The Galaxy Tab S6 Lite is quick to wake, and you can start writing immediately. I found palm rejection to be excellent, and you can place your palm on the big display while writing using the S Pen. There is handwriting recognition in the Notes app which lets you convert whatever you've scribbled into text.
Multitasking on the tablet was a breeze, and 4GB of RAM was enough to keep the majority of apps in memory. Split screen worked well and even after opening five pop-up windows at the same time, the tablet was still responsive. One thing that didn't work as advertised was face recognition. It failed most of the time during my review, forcing me to fall back to a PIN.
With my basic usage of watching YouTube videos and playing games such as Clash Royale and Idle Miner Tycoon, the Galaxy Tab S6 Lite worked very well. I did not see any signs of lag although heavier apps and games took longer than expected to load. Asphalt 9: Legends ran at the default settings and was playable but I did see occasional stutter in a few races. The Galaxy Tab S6 Lite is capable of handling casual gaming, but does not provide the best experience in heavy games.
I used a cellular SIM to connect to the Internet without Wi-Fi. I could also make calls using the tablet, and these were routed to the stereo speakers by default. This isn't ideal as anyone nearby can hear the conversation pretty easily. You can connect a wired or Bluetooth headset for calls.
Running a couple of benchmarks revealed where the Galaxy Tab S6 Lite stands compared to its siblings.

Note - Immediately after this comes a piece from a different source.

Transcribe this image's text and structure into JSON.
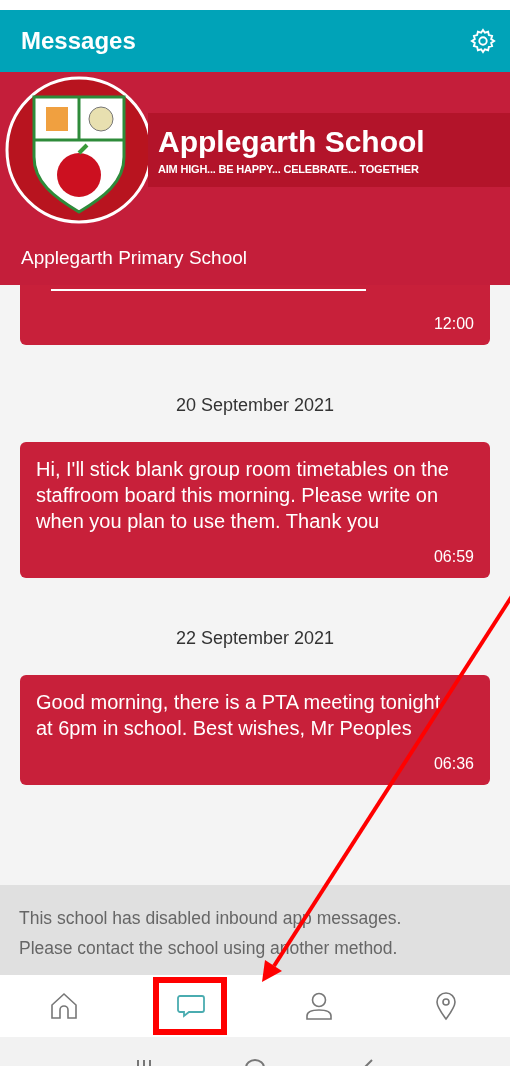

It managed 346 and 1,186 points in Geekbench's single-core and multi-core tests respectively. It could hit 25fps and 12fps in GFXBench's T-Rex and Manhattan 3.1 scenes, respectively. The Galaxy Tab S6 Lite isn't a powerhouse when it comes to performance.
The Galaxy Tab S6 Lite runs Android 10 out of the box
My typical usage pattern allowed the Galaxy Tab S6 Lite's battery to last two days without needing a recharge . The 7,040mAh battery does not require frequent charging. The supplied charger is very slow. I was able to get just a 29 percent charge in one hour. Charging it completely takes well over three hours. The Galaxy Tab S6 Lite ran for 11 hours and 40 minutes in our HD video loop test, which is similar to the amount of time I got with the Galaxy Tab S6.
Coming to the cameras, the Galaxy Tab S6 Lite has a single 8-megapixel rear camera and a 5-megapixel front-facing camera. I don't see a lot of people using such a large tablet as a serious photography tool, but if you have to, then the Galaxy Tab S6 Lite manages good photos in daylight with adequate details. The selfie camera will likely be used a lot more and I did make a couple of video calls on this device. The camera offers decent quality and I did not hear any major complaints from the people I chatted with.
Since the camera is at the top of the display, it's easy to accidentally block it when holding the tablet in landscape mode. For video calls, I found the field of view to be narrow, which forced me to keep the tablet at a distance when chatting.
The Galaxy Tab S6 Lite is yet another Android-powered tablet from Samsung, and there isn't a lot of competition these days. It is built well and offers solid battery life. The S Pen stylus is a neat add-on, and is thankfully included in the box.
There are however a few compromises that dampen the overall experience. Considering that it is part of the Tab S series, I would have liked better features and a little more power. Priced at Rs. 27,999 for the Wi-Fi variant and Rs. 31,999 for the LTE variant, the Galaxy Tab S6 Lite is a tad expensive for what it offers.
If you don't need a lot of storage, the Apple iPad 2019 (Review) is an alternative. However, if you want an Android tablet and don't mind spending a little extra, the Galaxy Tab S5e (Review) is also available, and offers a more powerful processor, an AMOLED display and quad-speakers.
Aditya Shenoy reviews smartphones, wearables, headphones and speakers for Gadgets 360, out of Mumbai. Aditya is a reviewer for Gadgets 360 and has written extensively about smartphones, software updates, and upcoming devices. Aditya is available on Twitter at @adishenoy, and you can mail him at firstname.lastname@example.org, so please send in your leads and tips.